▶ WORK REQUIRED
Reproduce the listing below in its entirety. Change nothing.
START INFORMATION SUPPLIED
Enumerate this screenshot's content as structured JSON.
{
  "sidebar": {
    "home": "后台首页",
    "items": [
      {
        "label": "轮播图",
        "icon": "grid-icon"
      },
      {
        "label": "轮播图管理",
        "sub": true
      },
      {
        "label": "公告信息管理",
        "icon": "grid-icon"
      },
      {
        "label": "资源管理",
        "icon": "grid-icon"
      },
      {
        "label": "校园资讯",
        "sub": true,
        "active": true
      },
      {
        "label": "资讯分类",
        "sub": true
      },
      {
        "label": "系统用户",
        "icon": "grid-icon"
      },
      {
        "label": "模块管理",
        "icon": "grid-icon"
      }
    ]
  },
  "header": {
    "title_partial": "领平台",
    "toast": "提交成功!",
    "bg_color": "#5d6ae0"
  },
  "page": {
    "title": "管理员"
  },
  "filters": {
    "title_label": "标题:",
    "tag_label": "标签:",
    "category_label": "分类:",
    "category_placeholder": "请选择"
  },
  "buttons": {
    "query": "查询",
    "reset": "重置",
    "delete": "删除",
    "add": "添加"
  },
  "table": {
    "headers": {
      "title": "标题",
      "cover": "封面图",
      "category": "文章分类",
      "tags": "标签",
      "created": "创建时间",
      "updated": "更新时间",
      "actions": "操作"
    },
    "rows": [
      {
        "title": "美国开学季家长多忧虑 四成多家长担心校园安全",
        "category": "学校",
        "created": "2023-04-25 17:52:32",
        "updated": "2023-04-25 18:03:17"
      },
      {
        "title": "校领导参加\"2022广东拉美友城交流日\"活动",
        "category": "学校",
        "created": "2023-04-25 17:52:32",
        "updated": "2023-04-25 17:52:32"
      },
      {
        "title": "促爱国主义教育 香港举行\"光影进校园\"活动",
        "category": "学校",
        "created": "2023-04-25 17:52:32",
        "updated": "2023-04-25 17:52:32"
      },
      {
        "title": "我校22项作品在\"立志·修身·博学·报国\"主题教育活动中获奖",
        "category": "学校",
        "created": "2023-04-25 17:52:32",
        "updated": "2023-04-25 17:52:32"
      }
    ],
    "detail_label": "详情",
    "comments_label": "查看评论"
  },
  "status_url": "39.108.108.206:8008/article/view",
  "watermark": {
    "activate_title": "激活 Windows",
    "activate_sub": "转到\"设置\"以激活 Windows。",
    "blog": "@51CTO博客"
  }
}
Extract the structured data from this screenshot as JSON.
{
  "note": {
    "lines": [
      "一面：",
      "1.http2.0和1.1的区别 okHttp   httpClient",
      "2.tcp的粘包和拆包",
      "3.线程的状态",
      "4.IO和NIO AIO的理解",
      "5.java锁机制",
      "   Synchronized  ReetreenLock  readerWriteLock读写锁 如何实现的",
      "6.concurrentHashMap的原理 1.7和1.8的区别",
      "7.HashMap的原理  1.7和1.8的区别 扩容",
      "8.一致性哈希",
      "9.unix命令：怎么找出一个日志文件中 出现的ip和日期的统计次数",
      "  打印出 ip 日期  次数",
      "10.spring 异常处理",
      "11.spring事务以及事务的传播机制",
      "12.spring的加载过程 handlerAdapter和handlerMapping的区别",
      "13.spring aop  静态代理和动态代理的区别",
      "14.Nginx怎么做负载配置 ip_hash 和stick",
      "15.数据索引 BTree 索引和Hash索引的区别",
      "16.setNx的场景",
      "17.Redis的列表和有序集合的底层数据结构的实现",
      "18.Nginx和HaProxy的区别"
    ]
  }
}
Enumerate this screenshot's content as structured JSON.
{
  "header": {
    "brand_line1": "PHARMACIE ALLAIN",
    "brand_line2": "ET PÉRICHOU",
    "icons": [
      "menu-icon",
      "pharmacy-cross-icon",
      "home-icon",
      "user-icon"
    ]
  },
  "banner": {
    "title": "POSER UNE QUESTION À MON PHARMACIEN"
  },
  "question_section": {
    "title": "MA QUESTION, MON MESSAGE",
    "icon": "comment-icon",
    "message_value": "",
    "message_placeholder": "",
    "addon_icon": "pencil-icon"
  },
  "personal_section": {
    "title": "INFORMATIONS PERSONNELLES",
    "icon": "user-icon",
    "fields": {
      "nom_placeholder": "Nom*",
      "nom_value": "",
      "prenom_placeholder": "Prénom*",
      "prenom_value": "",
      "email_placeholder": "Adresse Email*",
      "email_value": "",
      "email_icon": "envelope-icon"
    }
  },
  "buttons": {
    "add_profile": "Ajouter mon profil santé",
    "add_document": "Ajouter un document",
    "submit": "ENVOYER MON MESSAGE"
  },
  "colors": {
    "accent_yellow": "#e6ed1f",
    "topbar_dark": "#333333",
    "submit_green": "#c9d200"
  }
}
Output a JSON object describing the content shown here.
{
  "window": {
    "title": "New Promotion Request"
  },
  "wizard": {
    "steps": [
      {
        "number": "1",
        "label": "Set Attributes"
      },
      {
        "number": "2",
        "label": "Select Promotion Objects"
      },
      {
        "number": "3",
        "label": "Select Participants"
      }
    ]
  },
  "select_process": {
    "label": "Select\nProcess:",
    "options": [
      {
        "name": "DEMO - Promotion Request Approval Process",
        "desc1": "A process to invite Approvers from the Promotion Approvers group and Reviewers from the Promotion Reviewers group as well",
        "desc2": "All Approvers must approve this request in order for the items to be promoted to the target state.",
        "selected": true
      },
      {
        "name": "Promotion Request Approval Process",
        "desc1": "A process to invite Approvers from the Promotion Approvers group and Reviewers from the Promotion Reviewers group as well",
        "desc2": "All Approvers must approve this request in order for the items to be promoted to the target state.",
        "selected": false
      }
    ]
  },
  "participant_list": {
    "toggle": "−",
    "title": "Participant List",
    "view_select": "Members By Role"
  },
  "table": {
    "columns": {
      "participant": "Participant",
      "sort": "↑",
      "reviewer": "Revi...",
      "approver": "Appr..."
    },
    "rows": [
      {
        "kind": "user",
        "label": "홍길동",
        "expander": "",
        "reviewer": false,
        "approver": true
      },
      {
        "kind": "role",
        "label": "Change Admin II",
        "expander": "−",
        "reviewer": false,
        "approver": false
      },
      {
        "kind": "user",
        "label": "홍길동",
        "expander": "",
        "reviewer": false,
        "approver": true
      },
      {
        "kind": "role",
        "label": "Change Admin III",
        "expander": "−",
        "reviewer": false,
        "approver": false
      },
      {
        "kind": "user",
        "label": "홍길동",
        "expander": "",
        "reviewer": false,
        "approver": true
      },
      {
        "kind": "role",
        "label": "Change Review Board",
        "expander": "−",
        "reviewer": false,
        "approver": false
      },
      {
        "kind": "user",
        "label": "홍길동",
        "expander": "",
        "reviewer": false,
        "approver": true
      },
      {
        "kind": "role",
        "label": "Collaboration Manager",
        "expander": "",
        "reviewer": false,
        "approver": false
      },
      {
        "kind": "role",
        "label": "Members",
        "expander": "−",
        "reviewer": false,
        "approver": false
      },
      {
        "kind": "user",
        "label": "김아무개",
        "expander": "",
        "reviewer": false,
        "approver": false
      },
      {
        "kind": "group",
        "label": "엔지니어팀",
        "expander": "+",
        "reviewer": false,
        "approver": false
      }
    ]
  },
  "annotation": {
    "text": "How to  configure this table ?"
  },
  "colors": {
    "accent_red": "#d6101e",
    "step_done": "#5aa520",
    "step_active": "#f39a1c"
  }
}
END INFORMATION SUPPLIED
▶ RESPONSE AREA
Enumerate this screenshot's content as structured JSON.
{
  "sidebar": {
    "home": "后台首页",
    "items": [
      {
        "label": "轮播图",
        "icon": "grid-icon"
      },
      {
        "label": "轮播图管理",
        "sub": true
      },
      {
        "label": "公告信息管理",
        "icon": "grid-icon"
      },
      {
        "label": "资源管理",
        "icon": "grid-icon"
      },
      {
        "label": "校园资讯",
        "sub": true,
        "active": true
      },
      {
        "label": "资讯分类",
        "sub": true
      },
      {
        "label": "系统用户",
        "icon": "grid-icon"
      },
      {
        "label": "模块管理",
        "icon": "grid-icon"
      }
    ]
  },
  "header": {
    "title_partial": "领平台",
    "toast": "提交成功!",
    "bg_color": "#5d6ae0"
  },
  "page": {
    "title": "管理员"
  },
  "filters": {
    "title_label": "标题:",
    "tag_label": "标签:",
    "category_label": "分类:",
    "category_placeholder": "请选择"
  },
  "buttons": {
    "query": "查询",
    "reset": "重置",
    "delete": "删除",
    "add": "添加"
  },
  "table": {
    "headers": {
      "title": "标题",
      "cover": "封面图",
      "category": "文章分类",
      "tags": "标签",
      "created": "创建时间",
      "updated": "更新时间",
      "actions": "操作"
    },
    "rows": [
      {
        "title": "美国开学季家长多忧虑 四成多家长担心校园安全",
        "category": "学校",
        "created": "2023-04-25 17:52:32",
        "updated": "2023-04-25 18:03:17"
      },
      {
        "title": "校领导参加\"2022广东拉美友城交流日\"活动",
        "category": "学校",
        "created": "2023-04-25 17:52:32",
        "updated": "2023-04-25 17:52:32"
      },
      {
        "title": "促爱国主义教育 香港举行\"光影进校园\"活动",
        "category": "学校",
        "created": "2023-04-25 17:52:32",
        "updated": "2023-04-25 17:52:32"
      },
      {
        "title": "我校22项作品在\"立志·修身·博学·报国\"主题教育活动中获奖",
        "category": "学校",
        "created": "2023-04-25 17:52:32",
        "updated": "2023-04-25 17:52:32"
      }
    ],
    "detail_label": "详情",
    "comments_label": "查看评论"
  },
  "status_url": "39.108.108.206:8008/article/view",
  "watermark": {
    "activate_title": "激活 Windows",
    "activate_sub": "转到\"设置\"以激活 Windows。",
    "blog": "@51CTO博客"
  }
}
Extract the structured data from this screenshot as JSON.
{
  "note": {
    "lines": [
      "一面：",
      "1.http2.0和1.1的区别 okHttp   httpClient",
      "2.tcp的粘包和拆包",
      "3.线程的状态",
      "4.IO和NIO AIO的理解",
      "5.java锁机制",
      "   Synchronized  ReetreenLock  readerWriteLock读写锁 如何实现的",
      "6.concurrentHashMap的原理 1.7和1.8的区别",
      "7.HashMap的原理  1.7和1.8的区别 扩容",
      "8.一致性哈希",
      "9.unix命令：怎么找出一个日志文件中 出现的ip和日期的统计次数",
      "  打印出 ip 日期  次数",
      "10.spring 异常处理",
      "11.spring事务以及事务的传播机制",
      "12.spring的加载过程 handlerAdapter和handlerMapping的区别",
      "13.spring aop  静态代理和动态代理的区别",
      "14.Nginx怎么做负载配置 ip_hash 和stick",
      "15.数据索引 BTree 索引和Hash索引的区别",
      "16.setNx的场景",
      "17.Redis的列表和有序集合的底层数据结构的实现",
      "18.Nginx和HaProxy的区别"
    ]
  }
}
Enumerate this screenshot's content as structured JSON.
{
  "header": {
    "brand_line1": "PHARMACIE ALLAIN",
    "brand_line2": "ET PÉRICHOU",
    "icons": [
      "menu-icon",
      "pharmacy-cross-icon",
      "home-icon",
      "user-icon"
    ]
  },
  "banner": {
    "title": "POSER UNE QUESTION À MON PHARMACIEN"
  },
  "question_section": {
    "title": "MA QUESTION, MON MESSAGE",
    "icon": "comment-icon",
    "message_value": "",
    "message_placeholder": "",
    "addon_icon": "pencil-icon"
  },
  "personal_section": {
    "title": "INFORMATIONS PERSONNELLES",
    "icon": "user-icon",
    "fields": {
      "nom_placeholder": "Nom*",
      "nom_value": "",
      "prenom_placeholder": "Prénom*",
      "prenom_value": "",
      "email_placeholder": "Adresse Email*",
      "email_value": "",
      "email_icon": "envelope-icon"
    }
  },
  "buttons": {
    "add_profile": "Ajouter mon profil santé",
    "add_document": "Ajouter un document",
    "submit": "ENVOYER MON MESSAGE"
  },
  "colors": {
    "accent_yellow": "#e6ed1f",
    "topbar_dark": "#333333",
    "submit_green": "#c9d200"
  }
}
Output a JSON object describing the content shown here.
{
  "window": {
    "title": "New Promotion Request"
  },
  "wizard": {
    "steps": [
      {
        "number": "1",
        "label": "Set Attributes"
      },
      {
        "number": "2",
        "label": "Select Promotion Objects"
      },
      {
        "number": "3",
        "label": "Select Participants"
      }
    ]
  },
  "select_process": {
    "label": "Select\nProcess:",
    "options": [
      {
        "name": "DEMO - Promotion Request Approval Process",
        "desc1": "A process to invite Approvers from the Promotion Approvers group and Reviewers from the Promotion Reviewers group as well",
        "desc2": "All Approvers must approve this request in order for the items to be promoted to the target state.",
        "selected": true
      },
      {
        "name": "Promotion Request Approval Process",
        "desc1": "A process to invite Approvers from the Promotion Approvers group and Reviewers from the Promotion Reviewers group as well",
        "desc2": "All Approvers must approve this request in order for the items to be promoted to the target state.",
        "selected": false
      }
    ]
  },
  "participant_list": {
    "toggle": "−",
    "title": "Participant List",
    "view_select": "Members By Role"
  },
  "table": {
    "columns": {
      "participant": "Participant",
      "sort": "↑",
      "reviewer": "Revi...",
      "approver": "Appr..."
    },
    "rows": [
      {
        "kind": "user",
        "label": "홍길동",
        "expander": "",
        "reviewer": false,
        "approver": true
      },
      {
        "kind": "role",
        "label": "Change Admin II",
        "expander": "−",
        "reviewer": false,
        "approver": false
      },
      {
        "kind": "user",
        "label": "홍길동",
        "expander": "",
        "reviewer": false,
        "approver": true
      },
      {
        "kind": "role",
        "label": "Change Admin III",
        "expander": "−",
        "reviewer": false,
        "approver": false
      },
      {
        "kind": "user",
        "label": "홍길동",
        "expander": "",
        "reviewer": false,
        "approver": true
      },
      {
        "kind": "role",
        "label": "Change Review Board",
        "expander": "−",
        "reviewer": false,
        "approver": false
      },
      {
        "kind": "user",
        "label": "홍길동",
        "expander": "",
        "reviewer": false,
        "approver": true
      },
      {
        "kind": "role",
        "label": "Collaboration Manager",
        "expander": "",
        "reviewer": false,
        "approver": false
      },
      {
        "kind": "role",
        "label": "Members",
        "expander": "−",
        "reviewer": false,
        "approver": false
      },
      {
        "kind": "user",
        "label": "김아무개",
        "expander": "",
        "reviewer": false,
        "approver": false
      },
      {
        "kind": "group",
        "label": "엔지니어팀",
        "expander": "+",
        "reviewer": false,
        "approver": false
      }
    ]
  },
  "annotation": {
    "text": "How to  configure this table ?"
  },
  "colors": {
    "accent_red": "#d6101e",
    "step_done": "#5aa520",
    "step_active": "#f39a1c"
  }
}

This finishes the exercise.